Website and app data records
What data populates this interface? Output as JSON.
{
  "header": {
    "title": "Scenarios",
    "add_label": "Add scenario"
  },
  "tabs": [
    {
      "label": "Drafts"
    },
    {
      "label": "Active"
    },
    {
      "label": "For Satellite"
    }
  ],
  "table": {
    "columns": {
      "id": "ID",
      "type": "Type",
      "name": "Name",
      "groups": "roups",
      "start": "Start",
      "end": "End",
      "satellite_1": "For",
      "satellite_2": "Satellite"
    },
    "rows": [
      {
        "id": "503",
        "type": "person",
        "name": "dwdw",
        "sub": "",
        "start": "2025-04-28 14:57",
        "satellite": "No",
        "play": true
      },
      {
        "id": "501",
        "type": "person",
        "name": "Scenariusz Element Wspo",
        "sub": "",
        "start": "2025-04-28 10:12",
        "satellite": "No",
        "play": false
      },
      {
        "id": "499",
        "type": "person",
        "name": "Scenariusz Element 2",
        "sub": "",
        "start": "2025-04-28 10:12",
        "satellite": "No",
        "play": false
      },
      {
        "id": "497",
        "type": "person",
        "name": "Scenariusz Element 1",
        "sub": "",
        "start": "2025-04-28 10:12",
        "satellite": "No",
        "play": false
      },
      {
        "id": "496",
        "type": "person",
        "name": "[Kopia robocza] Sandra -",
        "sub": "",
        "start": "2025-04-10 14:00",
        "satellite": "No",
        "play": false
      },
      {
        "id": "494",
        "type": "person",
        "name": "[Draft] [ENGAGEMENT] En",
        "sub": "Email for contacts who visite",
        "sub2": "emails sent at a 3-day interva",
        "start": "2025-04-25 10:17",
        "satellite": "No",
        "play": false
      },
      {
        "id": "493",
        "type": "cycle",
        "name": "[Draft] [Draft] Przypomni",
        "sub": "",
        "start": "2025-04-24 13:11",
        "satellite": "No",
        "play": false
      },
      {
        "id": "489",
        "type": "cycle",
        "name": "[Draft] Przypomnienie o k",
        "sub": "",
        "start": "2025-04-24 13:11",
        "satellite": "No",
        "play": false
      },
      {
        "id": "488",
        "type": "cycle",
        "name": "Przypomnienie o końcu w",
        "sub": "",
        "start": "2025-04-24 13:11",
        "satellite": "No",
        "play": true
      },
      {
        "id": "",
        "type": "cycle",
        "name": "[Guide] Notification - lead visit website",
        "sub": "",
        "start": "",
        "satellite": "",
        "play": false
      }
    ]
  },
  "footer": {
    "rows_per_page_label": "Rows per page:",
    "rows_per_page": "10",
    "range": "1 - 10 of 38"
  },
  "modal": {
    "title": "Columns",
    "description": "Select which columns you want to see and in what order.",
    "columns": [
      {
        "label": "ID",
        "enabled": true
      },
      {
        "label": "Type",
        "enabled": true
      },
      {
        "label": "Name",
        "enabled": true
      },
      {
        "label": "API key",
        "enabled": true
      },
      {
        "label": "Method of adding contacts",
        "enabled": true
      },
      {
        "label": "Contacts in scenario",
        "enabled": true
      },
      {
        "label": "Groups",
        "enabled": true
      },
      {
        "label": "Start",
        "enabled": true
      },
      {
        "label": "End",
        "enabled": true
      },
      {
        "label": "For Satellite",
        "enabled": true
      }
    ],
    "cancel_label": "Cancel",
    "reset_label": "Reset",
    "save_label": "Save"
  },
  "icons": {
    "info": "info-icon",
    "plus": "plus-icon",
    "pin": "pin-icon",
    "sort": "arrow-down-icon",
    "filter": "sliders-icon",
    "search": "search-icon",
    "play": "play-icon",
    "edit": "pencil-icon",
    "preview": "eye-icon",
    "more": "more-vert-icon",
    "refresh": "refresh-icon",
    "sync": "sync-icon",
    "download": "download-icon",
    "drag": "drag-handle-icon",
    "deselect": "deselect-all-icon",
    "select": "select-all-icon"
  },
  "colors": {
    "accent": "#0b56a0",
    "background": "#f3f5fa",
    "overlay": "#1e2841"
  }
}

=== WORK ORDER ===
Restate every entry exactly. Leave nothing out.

=== SOLVED PROBLEM ===
What data populates this interface? Output as JSON.
{
  "header": {
    "title": "Scenarios",
    "add_label": "Add scenario"
  },
  "tabs": [
    {
      "label": "Drafts"
    },
    {
      "label": "Active"
    },
    {
      "label": "For Satellite"
    }
  ],
  "table": {
    "columns": {
      "id": "ID",
      "type": "Type",
      "name": "Name",
      "groups": "roups",
      "start": "Start",
      "end": "End",
      "satellite_1": "For",
      "satellite_2": "Satellite"
    },
    "rows": [
      {
        "id": "503",
        "type": "person",
        "name": "dwdw",
        "sub": "",
        "start": "2025-04-28 14:57",
        "satellite": "No",
        "play": true
      },
      {
        "id": "501",
        "type": "person",
        "name": "Scenariusz Element Wspo",
        "sub": "",
        "start": "2025-04-28 10:12",
        "satellite": "No",
        "play": false
      },
      {
        "id": "499",
        "type": "person",
        "name": "Scenariusz Element 2",
        "sub": "",
        "start": "2025-04-28 10:12",
        "satellite": "No",
        "play": false
      },
      {
        "id": "497",
        "type": "person",
        "name": "Scenariusz Element 1",
        "sub": "",
        "start": "2025-04-28 10:12",
        "satellite": "No",
        "play": false
      },
      {
        "id": "496",
        "type": "person",
        "name": "[Kopia robocza] Sandra -",
        "sub": "",
        "start": "2025-04-10 14:00",
        "satellite": "No",
        "play": false
      },
      {
        "id": "494",
        "type": "person",
        "name": "[Draft] [ENGAGEMENT] En",
        "sub": "Email for contacts who visite",
        "sub2": "emails sent at a 3-day interva",
        "start": "2025-04-25 10:17",
        "satellite": "No",
        "play": false
      },
      {
        "id": "493",
        "type": "cycle",
        "name": "[Draft] [Draft] Przypomni",
        "sub": "",
        "start": "2025-04-24 13:11",
        "satellite": "No",
        "play": false
      },
      {
        "id": "489",
        "type": "cycle",
        "name": "[Draft] Przypomnienie o k",
        "sub": "",
        "start": "2025-04-24 13:11",
        "satellite": "No",
        "play": false
      },
      {
        "id": "488",
        "type": "cycle",
        "name": "Przypomnienie o końcu w",
        "sub": "",
        "start": "2025-04-24 13:11",
        "satellite": "No",
        "play": true
      },
      {
        "id": "",
        "type": "cycle",
        "name": "[Guide] Notification - lead visit website",
        "sub": "",
        "start": "",
        "satellite": "",
        "play": false
      }
    ]
  },
  "footer": {
    "rows_per_page_label": "Rows per page:",
    "rows_per_page": "10",
    "range": "1 - 10 of 38"
  },
  "modal": {
    "title": "Columns",
    "description": "Select which columns you want to see and in what order.",
    "columns": [
      {
        "label": "ID",
        "enabled": true
      },
      {
        "label": "Type",
        "enabled": true
      },
      {
        "label": "Name",
        "enabled": true
      },
      {
        "label": "API key",
        "enabled": true
      },
      {
        "label": "Method of adding contacts",
        "enabled": true
      },
      {
        "label": "Contacts in scenario",
        "enabled": true
      },
      {
        "label": "Groups",
        "enabled": true
      },
      {
        "label": "Start",
        "enabled": true
      },
      {
        "label": "End",
        "enabled": true
      },
      {
        "label": "For Satellite",
        "enabled": true
      }
    ],
    "cancel_label": "Cancel",
    "reset_label": "Reset",
    "save_label": "Save"
  },
  "icons": {
    "info": "info-icon",
    "plus": "plus-icon",
    "pin": "pin-icon",
    "sort": "arrow-down-icon",
    "filter": "sliders-icon",
    "search": "search-icon",
    "play": "play-icon",
    "edit": "pencil-icon",
    "preview": "eye-icon",
    "more": "more-vert-icon",
    "refresh": "refresh-icon",
    "sync": "sync-icon",
    "download": "download-icon",
    "drag": "drag-handle-icon",
    "deselect": "deselect-all-icon",
    "select": "select-all-icon"
  },
  "colors": {
    "accent": "#0b56a0",
    "background": "#f3f5fa",
    "overlay": "#1e2841"
  }
}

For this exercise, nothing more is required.